“That’s what built this valley, and more recently that funding has trailed off. And it’s a concern. We’re actually deeply concerned about it.”
Hancock’s concern is also that of the president, who has proposed subsidies for innovations, tax credits for research and development, more money for math and science teaching, and federal emphasis on biomedical and clean energy. But spending money even on those kinds of projects is controversial these days, with Republicans and others calling for federal austerity. So it’s no cinch that Mr. Obama will get the funding to spur the innovation that he figures will create jobs and help the ailing economy.
That debate is going on in the heart of Silicon Valley, as well as in Congress. Entrepreneurs like T.J. Rodgers, who founded and runs Cypress Semiconductor, argue that federal money is unnecessary and actually hurtful to the job-creating engine that the Valley has traditionally been. I asked him what message he had for the president, who touched down on his turf:
You need to wake up and get it. You’re doing politics as usual. You want to tax and spend, so what you do is give some of the pork to some California companies, come out and tell their CEOs what they’re going to get, and hope you’re going to get support because people get something from the government. That’s not what we need. What we need is to stop spending, stop taxing because inevitably the economy and jobs aren’t going to recover until the government gets back to the size it needs to be. So it’s politics as usual and frankly it’s very disappointing.
Standing in contrast to T.J. Rodgers are those CEOs who did meet with Mr. Obama. But they were an elusive lot, even though they generally support the president in the debate over the federal role in tech. For a NewsHour story on the president’s visit, we contacted three of those invited the exclusive dinner. All seemed interested in talking to us until they “checked” with somebody and then all declined to be interviewed on the topic of the day. That was a little disappointing for us since the purpose of the presidential trip was to focus on Mr. Obama’s high-tech agenda.
Meanwhile, according to a new report, Silicon Valley is doing slightly better than last year, with high-tech employment up a bit.
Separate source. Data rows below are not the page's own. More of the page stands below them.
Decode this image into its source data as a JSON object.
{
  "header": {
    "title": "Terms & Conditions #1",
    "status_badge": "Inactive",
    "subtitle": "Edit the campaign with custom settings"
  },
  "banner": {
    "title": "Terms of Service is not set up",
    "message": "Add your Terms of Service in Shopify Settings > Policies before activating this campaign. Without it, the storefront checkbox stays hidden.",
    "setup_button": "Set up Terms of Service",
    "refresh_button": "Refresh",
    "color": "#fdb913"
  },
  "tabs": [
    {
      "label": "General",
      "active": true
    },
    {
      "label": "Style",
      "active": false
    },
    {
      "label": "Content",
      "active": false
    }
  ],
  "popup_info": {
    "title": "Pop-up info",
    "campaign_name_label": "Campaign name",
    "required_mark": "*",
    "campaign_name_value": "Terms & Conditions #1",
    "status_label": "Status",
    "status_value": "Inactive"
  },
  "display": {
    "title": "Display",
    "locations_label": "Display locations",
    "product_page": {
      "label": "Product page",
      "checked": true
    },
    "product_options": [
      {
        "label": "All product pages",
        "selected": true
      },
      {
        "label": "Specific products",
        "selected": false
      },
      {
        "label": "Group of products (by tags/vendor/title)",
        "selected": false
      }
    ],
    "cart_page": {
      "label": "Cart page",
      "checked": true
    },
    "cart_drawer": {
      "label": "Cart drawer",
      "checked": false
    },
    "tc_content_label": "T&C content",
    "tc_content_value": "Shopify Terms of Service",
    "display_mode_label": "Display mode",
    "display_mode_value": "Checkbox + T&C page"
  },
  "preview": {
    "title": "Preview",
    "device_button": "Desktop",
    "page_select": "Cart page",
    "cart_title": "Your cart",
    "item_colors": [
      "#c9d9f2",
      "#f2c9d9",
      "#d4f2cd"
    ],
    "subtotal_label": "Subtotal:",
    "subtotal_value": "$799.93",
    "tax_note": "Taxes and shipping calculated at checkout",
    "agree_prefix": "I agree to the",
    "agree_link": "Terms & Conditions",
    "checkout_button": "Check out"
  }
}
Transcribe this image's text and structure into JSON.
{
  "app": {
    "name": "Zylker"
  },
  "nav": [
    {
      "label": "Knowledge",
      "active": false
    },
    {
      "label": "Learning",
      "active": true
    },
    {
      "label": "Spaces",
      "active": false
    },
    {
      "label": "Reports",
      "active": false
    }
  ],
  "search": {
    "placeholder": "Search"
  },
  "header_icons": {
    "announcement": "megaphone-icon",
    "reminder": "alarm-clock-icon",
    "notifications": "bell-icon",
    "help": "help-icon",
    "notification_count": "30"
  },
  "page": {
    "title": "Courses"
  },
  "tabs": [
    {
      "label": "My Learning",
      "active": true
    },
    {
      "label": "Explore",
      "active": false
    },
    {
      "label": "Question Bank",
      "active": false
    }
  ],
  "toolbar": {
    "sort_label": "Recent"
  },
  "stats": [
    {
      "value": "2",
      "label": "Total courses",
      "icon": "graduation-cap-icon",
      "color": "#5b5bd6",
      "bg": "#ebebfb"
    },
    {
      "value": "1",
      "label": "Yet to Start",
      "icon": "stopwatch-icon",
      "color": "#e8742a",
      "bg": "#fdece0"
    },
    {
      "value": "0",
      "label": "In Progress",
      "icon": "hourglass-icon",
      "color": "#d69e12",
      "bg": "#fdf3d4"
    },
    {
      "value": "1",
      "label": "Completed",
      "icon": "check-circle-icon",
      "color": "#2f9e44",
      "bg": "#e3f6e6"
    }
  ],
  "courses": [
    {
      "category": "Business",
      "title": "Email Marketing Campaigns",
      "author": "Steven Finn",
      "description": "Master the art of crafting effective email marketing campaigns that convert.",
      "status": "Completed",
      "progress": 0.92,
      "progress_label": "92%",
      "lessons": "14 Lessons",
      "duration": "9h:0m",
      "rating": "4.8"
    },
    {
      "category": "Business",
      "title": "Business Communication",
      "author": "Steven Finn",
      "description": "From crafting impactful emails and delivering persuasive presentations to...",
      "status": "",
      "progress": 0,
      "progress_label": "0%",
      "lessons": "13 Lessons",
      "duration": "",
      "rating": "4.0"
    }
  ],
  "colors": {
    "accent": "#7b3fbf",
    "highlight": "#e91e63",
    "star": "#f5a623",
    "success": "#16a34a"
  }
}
But things are not quite rosy in the land of fruit trees and microprocessors, and many tech leaders believe that how the Obama initiatives play out could have a major effect on the health of the Valley … and the nation.